[Collected data entries]
====

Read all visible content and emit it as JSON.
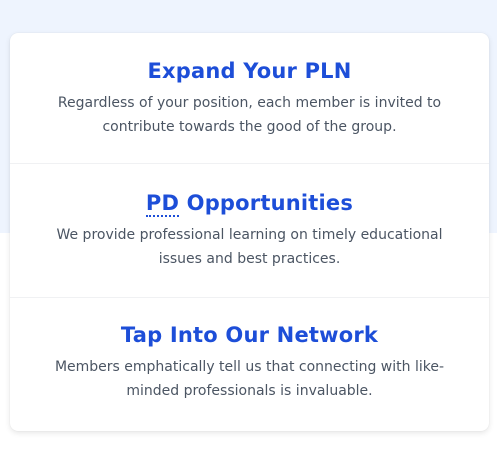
{
  "features": [
    {
      "title": "Expand Your PLN",
      "description": "Regardless of your position, each member is invited to contribute towards the good of the group."
    },
    {
      "title_abbr": "PD",
      "title_rest": " Opportunities",
      "description": "We provide professional learning on timely educational issues and best practices."
    },
    {
      "title": "Tap Into Our Network",
      "description": "Members emphatically tell us that connecting with like-minded professionals is invaluable."
    }
  ],
  "colors": {
    "heading": "#1d4ed8",
    "body_text": "#4b5563",
    "top_background": "#eef4fe"
  }
}
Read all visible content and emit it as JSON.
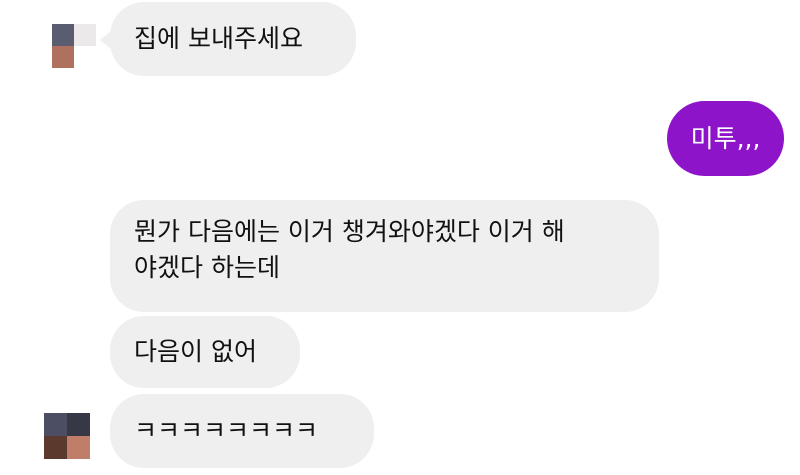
{
  "colors": {
    "incoming_bubble": "#efefef",
    "outgoing_bubble": "#8e14c9",
    "outgoing_text": "#ffffff",
    "incoming_text": "#111111"
  },
  "messages": [
    {
      "side": "incoming",
      "text": "집에 보내주세요"
    },
    {
      "side": "outgoing",
      "text": "미투,,,"
    },
    {
      "side": "incoming",
      "lines": [
        "뭔가 다음에는 이거 챙겨와야겠다 이거 해",
        "야겠다 하는데"
      ]
    },
    {
      "side": "incoming",
      "text": "다음이 없어"
    },
    {
      "side": "incoming",
      "text": "ㅋㅋㅋㅋㅋㅋㅋㅋ"
    }
  ]
}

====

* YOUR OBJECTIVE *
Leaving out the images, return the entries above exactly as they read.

* REPLY *
Read all visible content and emit it as JSON.
{
  "features": [
    {
      "title": "Expand Your PLN",
      "description": "Regardless of your position, each member is invited to contribute towards the good of the group."
    },
    {
      "title_abbr": "PD",
      "title_rest": " Opportunities",
      "description": "We provide professional learning on timely educational issues and best practices."
    },
    {
      "title": "Tap Into Our Network",
      "description": "Members emphatically tell us that connecting with like-minded professionals is invaluable."
    }
  ],
  "colors": {
    "heading": "#1d4ed8",
    "body_text": "#4b5563",
    "top_background": "#eef4fe"
  }
}
Read all visible content and emit it as JSON.
{
  "colors": {
    "incoming_bubble": "#efefef",
    "outgoing_bubble": "#8e14c9",
    "outgoing_text": "#ffffff",
    "incoming_text": "#111111"
  },
  "messages": [
    {
      "side": "incoming",
      "text": "집에 보내주세요"
    },
    {
      "side": "outgoing",
      "text": "미투,,,"
    },
    {
      "side": "incoming",
      "lines": [
        "뭔가 다음에는 이거 챙겨와야겠다 이거 해",
        "야겠다 하는데"
      ]
    },
    {
      "side": "incoming",
      "text": "다음이 없어"
    },
    {
      "side": "incoming",
      "text": "ㅋㅋㅋㅋㅋㅋㅋㅋ"
    }
  ]
}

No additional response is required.